(Page and application data records)
####

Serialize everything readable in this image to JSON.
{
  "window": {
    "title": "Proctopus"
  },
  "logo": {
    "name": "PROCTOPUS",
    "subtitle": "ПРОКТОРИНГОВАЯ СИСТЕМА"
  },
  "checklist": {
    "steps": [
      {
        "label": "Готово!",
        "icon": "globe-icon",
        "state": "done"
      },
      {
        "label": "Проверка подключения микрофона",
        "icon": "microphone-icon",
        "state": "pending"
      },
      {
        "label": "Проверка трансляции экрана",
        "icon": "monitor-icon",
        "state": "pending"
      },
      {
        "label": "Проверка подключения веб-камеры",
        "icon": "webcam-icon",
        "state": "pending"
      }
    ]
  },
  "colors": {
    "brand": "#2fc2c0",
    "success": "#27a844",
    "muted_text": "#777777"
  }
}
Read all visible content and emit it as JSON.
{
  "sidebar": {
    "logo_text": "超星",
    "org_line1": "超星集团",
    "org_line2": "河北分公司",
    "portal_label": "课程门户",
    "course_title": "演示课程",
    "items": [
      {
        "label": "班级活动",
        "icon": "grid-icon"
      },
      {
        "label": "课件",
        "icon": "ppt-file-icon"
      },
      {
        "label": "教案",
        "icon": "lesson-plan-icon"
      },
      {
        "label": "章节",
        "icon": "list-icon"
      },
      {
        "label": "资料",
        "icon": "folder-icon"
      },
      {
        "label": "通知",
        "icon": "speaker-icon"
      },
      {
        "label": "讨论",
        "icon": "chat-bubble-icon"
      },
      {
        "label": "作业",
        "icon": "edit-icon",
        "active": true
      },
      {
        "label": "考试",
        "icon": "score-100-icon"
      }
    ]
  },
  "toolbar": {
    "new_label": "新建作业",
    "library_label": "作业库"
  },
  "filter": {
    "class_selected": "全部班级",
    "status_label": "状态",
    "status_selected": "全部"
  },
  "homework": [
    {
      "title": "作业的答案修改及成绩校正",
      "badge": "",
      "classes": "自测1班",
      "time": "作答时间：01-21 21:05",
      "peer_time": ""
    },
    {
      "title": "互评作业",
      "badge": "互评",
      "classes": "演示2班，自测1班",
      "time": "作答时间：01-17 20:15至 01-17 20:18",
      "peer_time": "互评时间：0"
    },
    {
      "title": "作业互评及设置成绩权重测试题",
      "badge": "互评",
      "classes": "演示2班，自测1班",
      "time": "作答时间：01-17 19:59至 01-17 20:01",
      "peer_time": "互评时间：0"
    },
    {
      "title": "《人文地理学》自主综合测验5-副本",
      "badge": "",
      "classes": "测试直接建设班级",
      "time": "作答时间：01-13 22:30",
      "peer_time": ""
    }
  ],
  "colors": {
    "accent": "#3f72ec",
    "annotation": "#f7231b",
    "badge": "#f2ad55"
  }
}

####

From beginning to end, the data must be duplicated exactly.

### Task answer
Serialize everything readable in this image to JSON.
{
  "window": {
    "title": "Proctopus"
  },
  "logo": {
    "name": "PROCTOPUS",
    "subtitle": "ПРОКТОРИНГОВАЯ СИСТЕМА"
  },
  "checklist": {
    "steps": [
      {
        "label": "Готово!",
        "icon": "globe-icon",
        "state": "done"
      },
      {
        "label": "Проверка подключения микрофона",
        "icon": "microphone-icon",
        "state": "pending"
      },
      {
        "label": "Проверка трансляции экрана",
        "icon": "monitor-icon",
        "state": "pending"
      },
      {
        "label": "Проверка подключения веб-камеры",
        "icon": "webcam-icon",
        "state": "pending"
      }
    ]
  },
  "colors": {
    "brand": "#2fc2c0",
    "success": "#27a844",
    "muted_text": "#777777"
  }
}
Read all visible content and emit it as JSON.
{
  "sidebar": {
    "logo_text": "超星",
    "org_line1": "超星集团",
    "org_line2": "河北分公司",
    "portal_label": "课程门户",
    "course_title": "演示课程",
    "items": [
      {
        "label": "班级活动",
        "icon": "grid-icon"
      },
      {
        "label": "课件",
        "icon": "ppt-file-icon"
      },
      {
        "label": "教案",
        "icon": "lesson-plan-icon"
      },
      {
        "label": "章节",
        "icon": "list-icon"
      },
      {
        "label": "资料",
        "icon": "folder-icon"
      },
      {
        "label": "通知",
        "icon": "speaker-icon"
      },
      {
        "label": "讨论",
        "icon": "chat-bubble-icon"
      },
      {
        "label": "作业",
        "icon": "edit-icon",
        "active": true
      },
      {
        "label": "考试",
        "icon": "score-100-icon"
      }
    ]
  },
  "toolbar": {
    "new_label": "新建作业",
    "library_label": "作业库"
  },
  "filter": {
    "class_selected": "全部班级",
    "status_label": "状态",
    "status_selected": "全部"
  },
  "homework": [
    {
      "title": "作业的答案修改及成绩校正",
      "badge": "",
      "classes": "自测1班",
      "time": "作答时间：01-21 21:05",
      "peer_time": ""
    },
    {
      "title": "互评作业",
      "badge": "互评",
      "classes": "演示2班，自测1班",
      "time": "作答时间：01-17 20:15至 01-17 20:18",
      "peer_time": "互评时间：0"
    },
    {
      "title": "作业互评及设置成绩权重测试题",
      "badge": "互评",
      "classes": "演示2班，自测1班",
      "time": "作答时间：01-17 19:59至 01-17 20:01",
      "peer_time": "互评时间：0"
    },
    {
      "title": "《人文地理学》自主综合测验5-副本",
      "badge": "",
      "classes": "测试直接建设班级",
      "time": "作答时间：01-13 22:30",
      "peer_time": ""
    }
  ],
  "colors": {
    "accent": "#3f72ec",
    "annotation": "#f7231b",
    "badge": "#f2ad55"
  }
}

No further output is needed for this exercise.